In order to maintain their peace officer status, all Auxiliary Police officers are required by New York State to pass an annual refresher course in the use of force with the straight baton, arrest procedures, and Equal Employment Opportunity (EEO).
Today, Auxiliary Police are trained and extensively utilized by police departments for a myriad of activities far outside of the original intent, scope and authorization of the New York State Defense Emergency Act. In Fitzgibbon, infra, the Supreme Court, Appellate Division, Second Department found,
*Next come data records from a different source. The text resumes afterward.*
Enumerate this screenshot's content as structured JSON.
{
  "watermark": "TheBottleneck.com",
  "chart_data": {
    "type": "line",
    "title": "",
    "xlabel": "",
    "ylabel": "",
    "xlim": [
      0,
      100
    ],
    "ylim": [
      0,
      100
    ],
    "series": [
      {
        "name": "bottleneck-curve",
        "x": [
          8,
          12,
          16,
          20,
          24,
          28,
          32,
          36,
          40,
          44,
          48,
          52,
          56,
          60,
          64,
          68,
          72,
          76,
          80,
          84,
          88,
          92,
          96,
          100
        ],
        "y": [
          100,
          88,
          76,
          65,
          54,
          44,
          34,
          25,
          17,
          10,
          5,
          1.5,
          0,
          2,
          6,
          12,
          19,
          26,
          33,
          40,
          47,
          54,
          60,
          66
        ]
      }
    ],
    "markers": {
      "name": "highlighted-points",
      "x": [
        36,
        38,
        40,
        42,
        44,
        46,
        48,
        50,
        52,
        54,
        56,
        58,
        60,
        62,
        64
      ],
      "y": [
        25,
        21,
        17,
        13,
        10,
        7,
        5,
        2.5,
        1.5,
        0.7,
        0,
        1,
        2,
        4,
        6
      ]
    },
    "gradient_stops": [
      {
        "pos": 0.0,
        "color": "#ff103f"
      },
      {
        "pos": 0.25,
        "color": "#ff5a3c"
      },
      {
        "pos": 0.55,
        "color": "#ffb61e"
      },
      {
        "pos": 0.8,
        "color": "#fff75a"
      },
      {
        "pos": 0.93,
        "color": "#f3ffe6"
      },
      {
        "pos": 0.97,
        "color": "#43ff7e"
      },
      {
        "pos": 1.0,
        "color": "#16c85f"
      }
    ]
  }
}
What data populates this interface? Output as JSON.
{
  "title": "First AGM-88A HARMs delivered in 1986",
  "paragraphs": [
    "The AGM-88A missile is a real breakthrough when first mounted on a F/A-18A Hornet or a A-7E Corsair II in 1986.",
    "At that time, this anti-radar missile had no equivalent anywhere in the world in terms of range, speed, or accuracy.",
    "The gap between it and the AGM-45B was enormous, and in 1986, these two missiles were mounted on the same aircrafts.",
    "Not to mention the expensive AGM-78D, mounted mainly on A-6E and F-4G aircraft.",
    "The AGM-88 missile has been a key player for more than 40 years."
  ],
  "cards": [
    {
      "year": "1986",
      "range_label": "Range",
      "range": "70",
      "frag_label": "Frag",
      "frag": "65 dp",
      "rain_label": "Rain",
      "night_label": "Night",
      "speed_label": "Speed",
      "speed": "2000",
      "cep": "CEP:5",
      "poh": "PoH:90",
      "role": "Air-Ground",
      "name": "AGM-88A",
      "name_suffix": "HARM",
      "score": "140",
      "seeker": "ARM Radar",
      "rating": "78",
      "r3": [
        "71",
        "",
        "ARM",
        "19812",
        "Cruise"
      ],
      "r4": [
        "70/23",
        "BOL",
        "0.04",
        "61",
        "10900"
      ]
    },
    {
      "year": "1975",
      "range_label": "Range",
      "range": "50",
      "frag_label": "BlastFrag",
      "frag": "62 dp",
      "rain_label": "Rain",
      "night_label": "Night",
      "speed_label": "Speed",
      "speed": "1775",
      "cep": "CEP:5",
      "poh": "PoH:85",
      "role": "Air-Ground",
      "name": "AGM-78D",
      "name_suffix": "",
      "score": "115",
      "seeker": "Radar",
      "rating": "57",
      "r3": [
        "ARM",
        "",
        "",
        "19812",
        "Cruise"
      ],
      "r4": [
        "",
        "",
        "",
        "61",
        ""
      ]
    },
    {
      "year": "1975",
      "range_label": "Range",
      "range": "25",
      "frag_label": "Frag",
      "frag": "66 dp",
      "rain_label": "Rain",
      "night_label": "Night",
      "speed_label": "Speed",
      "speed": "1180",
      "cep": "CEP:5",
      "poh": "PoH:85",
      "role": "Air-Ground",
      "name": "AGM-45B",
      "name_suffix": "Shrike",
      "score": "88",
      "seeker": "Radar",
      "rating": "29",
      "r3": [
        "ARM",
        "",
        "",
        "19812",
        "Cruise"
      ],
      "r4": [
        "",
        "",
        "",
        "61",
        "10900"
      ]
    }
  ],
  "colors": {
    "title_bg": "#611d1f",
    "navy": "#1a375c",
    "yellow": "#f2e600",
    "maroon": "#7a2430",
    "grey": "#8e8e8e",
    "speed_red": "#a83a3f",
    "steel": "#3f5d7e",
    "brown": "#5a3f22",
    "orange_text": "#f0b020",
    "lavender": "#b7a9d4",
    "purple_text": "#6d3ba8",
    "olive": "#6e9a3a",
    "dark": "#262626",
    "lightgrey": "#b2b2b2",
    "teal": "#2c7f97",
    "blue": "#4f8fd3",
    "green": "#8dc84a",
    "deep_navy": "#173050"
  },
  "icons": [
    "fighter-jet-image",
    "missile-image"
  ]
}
"...it is clear that the contemporary functions of auxiliary police units have evolved beyond those contemplated by the framers of the Act... ...there is little question that auxiliary police units have been principally deployed in order to assist law enforcement personnel in combating the threat of crime from within, and less so as the statutorily envisaged civilian reserve to be mobilized in preparation for the perceived threat of external invasion or natural disaster."
Today, auxiliary police officers wear uniforms almost identical to regular police, drive police cars which look almost identical to regular police cars and which are equipped with the same emergency lights, sirens and police radios. Recently, after two New York City Auxiliary Police Officers were shot and killed while on a routine patrol, police departments have begun to outfit auxiliary police officers with bullet resistant vests. The duties and activities of auxiliary police vary among different police departments and may include the following routine functions not authorized by the Act:
- Directing vehicular traffic at accidents, inoperative traffic lights, parades, fairs, special events, religious events;
- Crowd control at special events;
- Neighborhood patrols in marked and unmarked patrol cars as the "eyes and ears" of the police department for the purpose of detecting and reporting crime, accidents, and searching for missing persons;
- Auxiliary police may patrol trains, train stations, subway stations and bus terminals;
- In some counties, auxiliary police perform duties such as checking vacation homes, participating in emergency rescues, riding as second man in patrol cars and performing administrative work for police departments.